[Provided information Boundary: Start]

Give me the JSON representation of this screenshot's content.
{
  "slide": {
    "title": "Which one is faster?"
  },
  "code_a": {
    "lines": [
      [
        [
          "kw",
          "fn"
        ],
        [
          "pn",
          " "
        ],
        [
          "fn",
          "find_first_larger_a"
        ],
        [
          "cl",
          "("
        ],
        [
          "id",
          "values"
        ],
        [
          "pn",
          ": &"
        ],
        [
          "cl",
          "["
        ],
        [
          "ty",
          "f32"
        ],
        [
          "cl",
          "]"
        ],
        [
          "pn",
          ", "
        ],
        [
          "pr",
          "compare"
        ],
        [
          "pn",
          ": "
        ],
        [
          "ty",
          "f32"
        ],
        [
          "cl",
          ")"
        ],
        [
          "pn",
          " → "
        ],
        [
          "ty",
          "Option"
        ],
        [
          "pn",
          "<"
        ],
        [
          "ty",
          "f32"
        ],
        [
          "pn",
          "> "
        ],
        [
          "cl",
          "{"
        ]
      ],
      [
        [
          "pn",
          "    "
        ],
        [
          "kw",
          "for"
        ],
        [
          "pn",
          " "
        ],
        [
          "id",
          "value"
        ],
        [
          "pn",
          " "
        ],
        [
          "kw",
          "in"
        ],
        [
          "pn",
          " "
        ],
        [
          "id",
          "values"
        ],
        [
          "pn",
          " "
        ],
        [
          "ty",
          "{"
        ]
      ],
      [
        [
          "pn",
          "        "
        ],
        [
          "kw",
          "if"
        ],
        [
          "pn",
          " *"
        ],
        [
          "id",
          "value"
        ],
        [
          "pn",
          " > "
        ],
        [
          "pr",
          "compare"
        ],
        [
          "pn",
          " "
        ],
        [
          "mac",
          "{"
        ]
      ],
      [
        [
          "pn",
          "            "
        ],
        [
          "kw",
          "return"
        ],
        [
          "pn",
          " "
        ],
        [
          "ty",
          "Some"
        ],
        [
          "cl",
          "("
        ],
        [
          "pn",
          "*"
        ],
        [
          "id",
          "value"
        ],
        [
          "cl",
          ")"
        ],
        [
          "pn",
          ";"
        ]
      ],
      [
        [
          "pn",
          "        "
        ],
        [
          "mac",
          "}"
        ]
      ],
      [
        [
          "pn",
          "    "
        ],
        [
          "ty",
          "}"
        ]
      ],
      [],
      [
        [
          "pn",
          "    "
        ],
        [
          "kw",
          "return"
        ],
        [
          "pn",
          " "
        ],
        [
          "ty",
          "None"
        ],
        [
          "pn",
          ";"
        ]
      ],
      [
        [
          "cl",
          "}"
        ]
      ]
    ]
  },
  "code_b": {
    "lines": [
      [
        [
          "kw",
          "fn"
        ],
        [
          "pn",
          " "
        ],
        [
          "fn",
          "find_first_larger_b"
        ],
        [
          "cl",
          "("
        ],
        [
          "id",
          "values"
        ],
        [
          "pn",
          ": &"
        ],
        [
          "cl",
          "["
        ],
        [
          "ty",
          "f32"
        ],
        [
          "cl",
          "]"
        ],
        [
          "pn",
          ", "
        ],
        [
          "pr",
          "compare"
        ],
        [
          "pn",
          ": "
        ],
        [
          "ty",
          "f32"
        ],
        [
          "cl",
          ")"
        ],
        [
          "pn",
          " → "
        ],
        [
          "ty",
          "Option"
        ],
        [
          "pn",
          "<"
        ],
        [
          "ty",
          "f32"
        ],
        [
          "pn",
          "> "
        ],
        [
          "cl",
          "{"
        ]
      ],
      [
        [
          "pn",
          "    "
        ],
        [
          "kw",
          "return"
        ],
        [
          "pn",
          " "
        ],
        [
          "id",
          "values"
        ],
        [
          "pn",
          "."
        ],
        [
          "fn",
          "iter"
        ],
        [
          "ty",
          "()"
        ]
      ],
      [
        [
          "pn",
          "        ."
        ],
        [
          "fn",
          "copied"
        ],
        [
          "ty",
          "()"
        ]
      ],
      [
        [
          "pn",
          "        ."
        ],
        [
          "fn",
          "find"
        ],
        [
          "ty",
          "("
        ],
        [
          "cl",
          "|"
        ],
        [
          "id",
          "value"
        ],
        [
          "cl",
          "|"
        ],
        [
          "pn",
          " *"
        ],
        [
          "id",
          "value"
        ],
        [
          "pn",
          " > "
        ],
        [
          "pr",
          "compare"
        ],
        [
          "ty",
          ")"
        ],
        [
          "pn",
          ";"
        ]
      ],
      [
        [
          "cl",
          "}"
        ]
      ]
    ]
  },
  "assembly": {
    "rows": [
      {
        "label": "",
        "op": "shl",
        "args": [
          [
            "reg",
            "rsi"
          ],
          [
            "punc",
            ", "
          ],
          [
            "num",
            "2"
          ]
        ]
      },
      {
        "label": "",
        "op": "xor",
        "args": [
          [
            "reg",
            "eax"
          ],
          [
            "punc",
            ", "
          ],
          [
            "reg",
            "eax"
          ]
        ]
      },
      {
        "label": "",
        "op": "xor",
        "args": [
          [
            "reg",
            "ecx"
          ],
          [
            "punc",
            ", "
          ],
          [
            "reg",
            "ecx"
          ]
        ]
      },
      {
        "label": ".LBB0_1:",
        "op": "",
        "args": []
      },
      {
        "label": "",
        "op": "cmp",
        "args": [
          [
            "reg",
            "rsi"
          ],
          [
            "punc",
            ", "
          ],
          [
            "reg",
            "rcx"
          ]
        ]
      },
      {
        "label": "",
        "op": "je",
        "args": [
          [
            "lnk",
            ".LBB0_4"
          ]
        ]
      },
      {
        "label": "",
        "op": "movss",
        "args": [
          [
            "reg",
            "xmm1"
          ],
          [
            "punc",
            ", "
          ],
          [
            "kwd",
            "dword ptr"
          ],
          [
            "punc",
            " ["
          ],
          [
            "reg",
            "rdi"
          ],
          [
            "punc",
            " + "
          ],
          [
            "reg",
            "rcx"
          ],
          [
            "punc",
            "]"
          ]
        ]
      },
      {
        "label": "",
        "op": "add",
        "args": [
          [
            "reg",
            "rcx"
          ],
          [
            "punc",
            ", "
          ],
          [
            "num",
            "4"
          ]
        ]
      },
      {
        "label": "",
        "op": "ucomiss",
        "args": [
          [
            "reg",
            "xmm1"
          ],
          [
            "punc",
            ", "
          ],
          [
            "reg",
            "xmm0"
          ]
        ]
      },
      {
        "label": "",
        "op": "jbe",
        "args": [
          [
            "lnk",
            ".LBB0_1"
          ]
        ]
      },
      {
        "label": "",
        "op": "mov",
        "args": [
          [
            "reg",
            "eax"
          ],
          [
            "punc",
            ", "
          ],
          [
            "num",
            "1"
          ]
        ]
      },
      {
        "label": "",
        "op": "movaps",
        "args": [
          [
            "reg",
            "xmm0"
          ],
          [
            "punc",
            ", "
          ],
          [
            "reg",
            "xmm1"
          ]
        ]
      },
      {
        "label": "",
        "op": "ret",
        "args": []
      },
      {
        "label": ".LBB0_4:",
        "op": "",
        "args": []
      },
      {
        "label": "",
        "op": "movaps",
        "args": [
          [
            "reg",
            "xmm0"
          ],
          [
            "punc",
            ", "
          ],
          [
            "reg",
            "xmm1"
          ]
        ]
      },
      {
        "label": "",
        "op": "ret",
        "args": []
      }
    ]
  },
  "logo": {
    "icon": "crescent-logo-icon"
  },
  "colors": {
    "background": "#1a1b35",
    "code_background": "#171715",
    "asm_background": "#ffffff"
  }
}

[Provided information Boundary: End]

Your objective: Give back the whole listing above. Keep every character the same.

Exercise response:
Give me the JSON representation of this screenshot's content.
{
  "slide": {
    "title": "Which one is faster?"
  },
  "code_a": {
    "lines": [
      [
        [
          "kw",
          "fn"
        ],
        [
          "pn",
          " "
        ],
        [
          "fn",
          "find_first_larger_a"
        ],
        [
          "cl",
          "("
        ],
        [
          "id",
          "values"
        ],
        [
          "pn",
          ": &"
        ],
        [
          "cl",
          "["
        ],
        [
          "ty",
          "f32"
        ],
        [
          "cl",
          "]"
        ],
        [
          "pn",
          ", "
        ],
        [
          "pr",
          "compare"
        ],
        [
          "pn",
          ": "
        ],
        [
          "ty",
          "f32"
        ],
        [
          "cl",
          ")"
        ],
        [
          "pn",
          " → "
        ],
        [
          "ty",
          "Option"
        ],
        [
          "pn",
          "<"
        ],
        [
          "ty",
          "f32"
        ],
        [
          "pn",
          "> "
        ],
        [
          "cl",
          "{"
        ]
      ],
      [
        [
          "pn",
          "    "
        ],
        [
          "kw",
          "for"
        ],
        [
          "pn",
          " "
        ],
        [
          "id",
          "value"
        ],
        [
          "pn",
          " "
        ],
        [
          "kw",
          "in"
        ],
        [
          "pn",
          " "
        ],
        [
          "id",
          "values"
        ],
        [
          "pn",
          " "
        ],
        [
          "ty",
          "{"
        ]
      ],
      [
        [
          "pn",
          "        "
        ],
        [
          "kw",
          "if"
        ],
        [
          "pn",
          " *"
        ],
        [
          "id",
          "value"
        ],
        [
          "pn",
          " > "
        ],
        [
          "pr",
          "compare"
        ],
        [
          "pn",
          " "
        ],
        [
          "mac",
          "{"
        ]
      ],
      [
        [
          "pn",
          "            "
        ],
        [
          "kw",
          "return"
        ],
        [
          "pn",
          " "
        ],
        [
          "ty",
          "Some"
        ],
        [
          "cl",
          "("
        ],
        [
          "pn",
          "*"
        ],
        [
          "id",
          "value"
        ],
        [
          "cl",
          ")"
        ],
        [
          "pn",
          ";"
        ]
      ],
      [
        [
          "pn",
          "        "
        ],
        [
          "mac",
          "}"
        ]
      ],
      [
        [
          "pn",
          "    "
        ],
        [
          "ty",
          "}"
        ]
      ],
      [],
      [
        [
          "pn",
          "    "
        ],
        [
          "kw",
          "return"
        ],
        [
          "pn",
          " "
        ],
        [
          "ty",
          "None"
        ],
        [
          "pn",
          ";"
        ]
      ],
      [
        [
          "cl",
          "}"
        ]
      ]
    ]
  },
  "code_b": {
    "lines": [
      [
        [
          "kw",
          "fn"
        ],
        [
          "pn",
          " "
        ],
        [
          "fn",
          "find_first_larger_b"
        ],
        [
          "cl",
          "("
        ],
        [
          "id",
          "values"
        ],
        [
          "pn",
          ": &"
        ],
        [
          "cl",
          "["
        ],
        [
          "ty",
          "f32"
        ],
        [
          "cl",
          "]"
        ],
        [
          "pn",
          ", "
        ],
        [
          "pr",
          "compare"
        ],
        [
          "pn",
          ": "
        ],
        [
          "ty",
          "f32"
        ],
        [
          "cl",
          ")"
        ],
        [
          "pn",
          " → "
        ],
        [
          "ty",
          "Option"
        ],
        [
          "pn",
          "<"
        ],
        [
          "ty",
          "f32"
        ],
        [
          "pn",
          "> "
        ],
        [
          "cl",
          "{"
        ]
      ],
      [
        [
          "pn",
          "    "
        ],
        [
          "kw",
          "return"
        ],
        [
          "pn",
          " "
        ],
        [
          "id",
          "values"
        ],
        [
          "pn",
          "."
        ],
        [
          "fn",
          "iter"
        ],
        [
          "ty",
          "()"
        ]
      ],
      [
        [
          "pn",
          "        ."
        ],
        [
          "fn",
          "copied"
        ],
        [
          "ty",
          "()"
        ]
      ],
      [
        [
          "pn",
          "        ."
        ],
        [
          "fn",
          "find"
        ],
        [
          "ty",
          "("
        ],
        [
          "cl",
          "|"
        ],
        [
          "id",
          "value"
        ],
        [
          "cl",
          "|"
        ],
        [
          "pn",
          " *"
        ],
        [
          "id",
          "value"
        ],
        [
          "pn",
          " > "
        ],
        [
          "pr",
          "compare"
        ],
        [
          "ty",
          ")"
        ],
        [
          "pn",
          ";"
        ]
      ],
      [
        [
          "cl",
          "}"
        ]
      ]
    ]
  },
  "assembly": {
    "rows": [
      {
        "label": "",
        "op": "shl",
        "args": [
          [
            "reg",
            "rsi"
          ],
          [
            "punc",
            ", "
          ],
          [
            "num",
            "2"
          ]
        ]
      },
      {
        "label": "",
        "op": "xor",
        "args": [
          [
            "reg",
            "eax"
          ],
          [
            "punc",
            ", "
          ],
          [
            "reg",
            "eax"
          ]
        ]
      },
      {
        "label": "",
        "op": "xor",
        "args": [
          [
            "reg",
            "ecx"
          ],
          [
            "punc",
            ", "
          ],
          [
            "reg",
            "ecx"
          ]
        ]
      },
      {
        "label": ".LBB0_1:",
        "op": "",
        "args": []
      },
      {
        "label": "",
        "op": "cmp",
        "args": [
          [
            "reg",
            "rsi"
          ],
          [
            "punc",
            ", "
          ],
          [
            "reg",
            "rcx"
          ]
        ]
      },
      {
        "label": "",
        "op": "je",
        "args": [
          [
            "lnk",
            ".LBB0_4"
          ]
        ]
      },
      {
        "label": "",
        "op": "movss",
        "args": [
          [
            "reg",
            "xmm1"
          ],
          [
            "punc",
            ", "
          ],
          [
            "kwd",
            "dword ptr"
          ],
          [
            "punc",
            " ["
          ],
          [
            "reg",
            "rdi"
          ],
          [
            "punc",
            " + "
          ],
          [
            "reg",
            "rcx"
          ],
          [
            "punc",
            "]"
          ]
        ]
      },
      {
        "label": "",
        "op": "add",
        "args": [
          [
            "reg",
            "rcx"
          ],
          [
            "punc",
            ", "
          ],
          [
            "num",
            "4"
          ]
        ]
      },
      {
        "label": "",
        "op": "ucomiss",
        "args": [
          [
            "reg",
            "xmm1"
          ],
          [
            "punc",
            ", "
          ],
          [
            "reg",
            "xmm0"
          ]
        ]
      },
      {
        "label": "",
        "op": "jbe",
        "args": [
          [
            "lnk",
            ".LBB0_1"
          ]
        ]
      },
      {
        "label": "",
        "op": "mov",
        "args": [
          [
            "reg",
            "eax"
          ],
          [
            "punc",
            ", "
          ],
          [
            "num",
            "1"
          ]
        ]
      },
      {
        "label": "",
        "op": "movaps",
        "args": [
          [
            "reg",
            "xmm0"
          ],
          [
            "punc",
            ", "
          ],
          [
            "reg",
            "xmm1"
          ]
        ]
      },
      {
        "label": "",
        "op": "ret",
        "args": []
      },
      {
        "label": ".LBB0_4:",
        "op": "",
        "args": []
      },
      {
        "label": "",
        "op": "movaps",
        "args": [
          [
            "reg",
            "xmm0"
          ],
          [
            "punc",
            ", "
          ],
          [
            "reg",
            "xmm1"
          ]
        ]
      },
      {
        "label": "",
        "op": "ret",
        "args": []
      }
    ]
  },
  "logo": {
    "icon": "crescent-logo-icon"
  },
  "colors": {
    "background": "#1a1b35",
    "code_background": "#171715",
    "asm_background": "#ffffff"
  }
}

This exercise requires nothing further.